■ **WORK REQUIRED**
Throughout the entries below, report every line where "JSON" is found.

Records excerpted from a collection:
--

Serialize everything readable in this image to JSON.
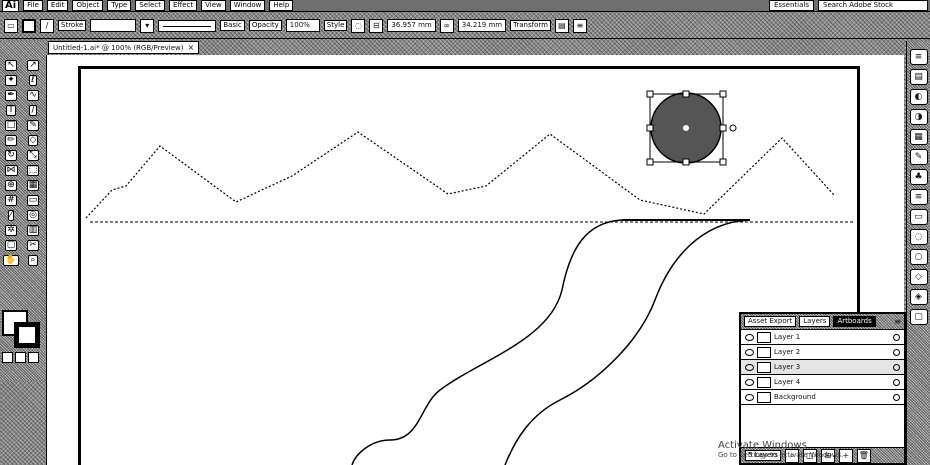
{
  "menubar": {
    "logo": "Ai",
    "items": [
      "File",
      "Edit",
      "Object",
      "Type",
      "Select",
      "Effect",
      "View",
      "Window",
      "Help"
    ],
    "workspace": "Essentials",
    "search_placeholder": "Search Adobe Stock"
  },
  "controlbar": {
    "stroke_label": "Stroke",
    "stroke_style": "Basic",
    "opacity_label": "Opacity",
    "opacity_value": "100%",
    "style_label": "Style",
    "width_value": "36.957 mm",
    "height_value": "34.219 mm",
    "transform_label": "Transform"
  },
  "document": {
    "tab_title": "Untitled-1.ai* @ 100% (RGB/Preview)",
    "close": "×"
  },
  "tools": {
    "items": [
      {
        "name": "selection-tool",
        "glyph": "↖"
      },
      {
        "name": "direct-selection-tool",
        "glyph": "↗"
      },
      {
        "name": "magic-wand-tool",
        "glyph": "✦"
      },
      {
        "name": "lasso-tool",
        "glyph": "ℓ"
      },
      {
        "name": "pen-tool",
        "glyph": "✒"
      },
      {
        "name": "curvature-tool",
        "glyph": "∿"
      },
      {
        "name": "type-tool",
        "glyph": "T"
      },
      {
        "name": "line-segment-tool",
        "glyph": "/"
      },
      {
        "name": "rectangle-tool",
        "glyph": "□"
      },
      {
        "name": "paintbrush-tool",
        "glyph": "✎"
      },
      {
        "name": "pencil-tool",
        "glyph": "✏"
      },
      {
        "name": "eraser-tool",
        "glyph": "◇"
      },
      {
        "name": "rotate-tool",
        "glyph": "↻"
      },
      {
        "name": "scale-tool",
        "glyph": "⤡"
      },
      {
        "name": "width-tool",
        "glyph": "⋈"
      },
      {
        "name": "free-transform-tool",
        "glyph": "⬚"
      },
      {
        "name": "shape-builder-tool",
        "glyph": "⊕"
      },
      {
        "name": "perspective-grid-tool",
        "glyph": "▦"
      },
      {
        "name": "mesh-tool",
        "glyph": "#"
      },
      {
        "name": "gradient-tool",
        "glyph": "▭"
      },
      {
        "name": "eyedropper-tool",
        "glyph": "⁄"
      },
      {
        "name": "blend-tool",
        "glyph": "◎"
      },
      {
        "name": "symbol-sprayer-tool",
        "glyph": "✲"
      },
      {
        "name": "column-graph-tool",
        "glyph": "▥"
      },
      {
        "name": "artboard-tool",
        "glyph": "▢"
      },
      {
        "name": "slice-tool",
        "glyph": "✂"
      },
      {
        "name": "hand-tool",
        "glyph": "✋"
      },
      {
        "name": "zoom-tool",
        "glyph": "⌕"
      }
    ]
  },
  "dock": {
    "icons": [
      "properties-icon",
      "libraries-icon",
      "color-icon",
      "color-guide-icon",
      "swatches-icon",
      "brushes-icon",
      "symbols-icon",
      "stroke-icon",
      "gradient-icon",
      "transparency-icon",
      "appearance-icon",
      "graphic-styles-icon",
      "layers-icon",
      "artboards-icon"
    ],
    "glyphs": [
      "≡",
      "▤",
      "◐",
      "◑",
      "▦",
      "✎",
      "♣",
      "≡",
      "▭",
      "◌",
      "○",
      "◇",
      "◈",
      "▢"
    ]
  },
  "layers_panel": {
    "tabs": [
      "Asset Export",
      "Layers",
      "Artboards"
    ],
    "active_tab": "Artboards",
    "rows": [
      {
        "name": "Layer 1",
        "selected": false
      },
      {
        "name": "Layer 2",
        "selected": false
      },
      {
        "name": "Layer 3",
        "selected": true
      },
      {
        "name": "Layer 4",
        "selected": false
      },
      {
        "name": "Background",
        "selected": false
      }
    ],
    "footer": "5 Layers"
  },
  "watermark": {
    "text": "Activate Windows",
    "sub": "Go to Settings to activate Windows."
  },
  "colors": {
    "ui_gray": "#8a8a8a",
    "canvas": "#ffffff",
    "ink": "#000000"
  }
}
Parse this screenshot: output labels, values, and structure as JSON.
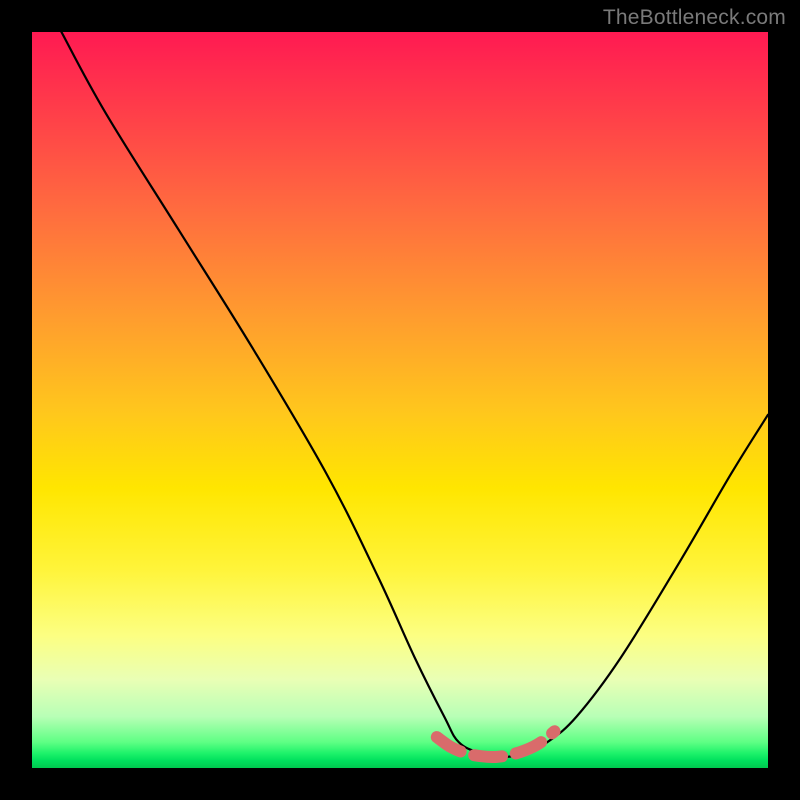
{
  "attribution": "TheBottleneck.com",
  "chart_data": {
    "type": "line",
    "title": "",
    "xlabel": "",
    "ylabel": "",
    "xlim": [
      0,
      100
    ],
    "ylim": [
      0,
      100
    ],
    "grid": false,
    "series": [
      {
        "name": "bottleneck-curve",
        "x": [
          4,
          10,
          20,
          30,
          40,
          47,
          52,
          56,
          58,
          61,
          64,
          67,
          70,
          74,
          80,
          88,
          95,
          100
        ],
        "values": [
          100,
          89,
          73,
          57,
          40,
          26,
          15,
          7,
          3.5,
          2,
          1.5,
          2,
          3.5,
          7,
          15,
          28,
          40,
          48
        ]
      },
      {
        "name": "highlight-segment",
        "x": [
          55,
          57,
          59,
          61,
          63,
          65,
          67,
          69,
          71
        ],
        "values": [
          4.2,
          2.8,
          2,
          1.6,
          1.5,
          1.8,
          2.4,
          3.4,
          5
        ]
      }
    ],
    "gradient_stops": [
      {
        "pos": 0,
        "color": "#ff1a52"
      },
      {
        "pos": 24,
        "color": "#ff6b3f"
      },
      {
        "pos": 52,
        "color": "#ffc81c"
      },
      {
        "pos": 82,
        "color": "#fcff82"
      },
      {
        "pos": 96,
        "color": "#5eff84"
      },
      {
        "pos": 100,
        "color": "#00c84f"
      }
    ]
  }
}
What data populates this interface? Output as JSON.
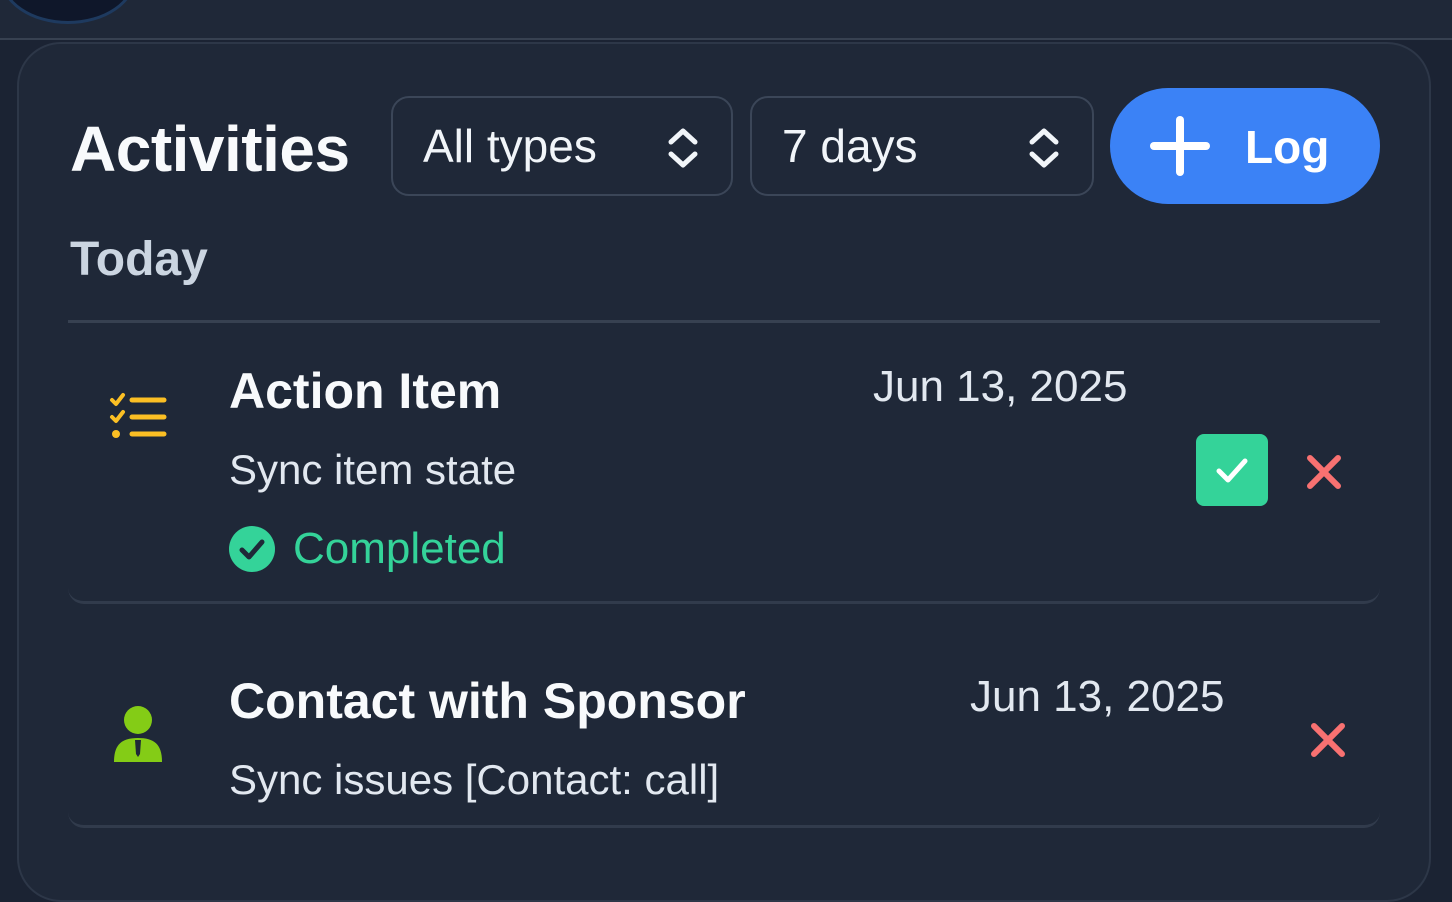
{
  "panel": {
    "title": "Activities",
    "filters": {
      "type_value": "All types",
      "range_value": "7 days"
    },
    "log_button": "Log"
  },
  "section": {
    "title": "Today"
  },
  "activities": [
    {
      "icon": "checklist-icon",
      "title": "Action Item",
      "description": "Sync item state",
      "date": "Jun 13, 2025",
      "status": "Completed"
    },
    {
      "icon": "person-icon",
      "title": "Contact with Sponsor",
      "description": "Sync issues [Contact: call]",
      "date": "Jun 13, 2025"
    }
  ],
  "colors": {
    "background": "#1f2838",
    "accent": "#3b82f6",
    "success": "#34d399",
    "danger": "#f87171",
    "checklist_icon": "#fbbf24",
    "person_icon": "#84cc16"
  }
}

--

■ **WRITTEN ANSWER**
Serialize everything readable in this image to JSON.
Parse this screenshot: output labels, values, and structure as JSON.
What data populates this interface? Output as JSON.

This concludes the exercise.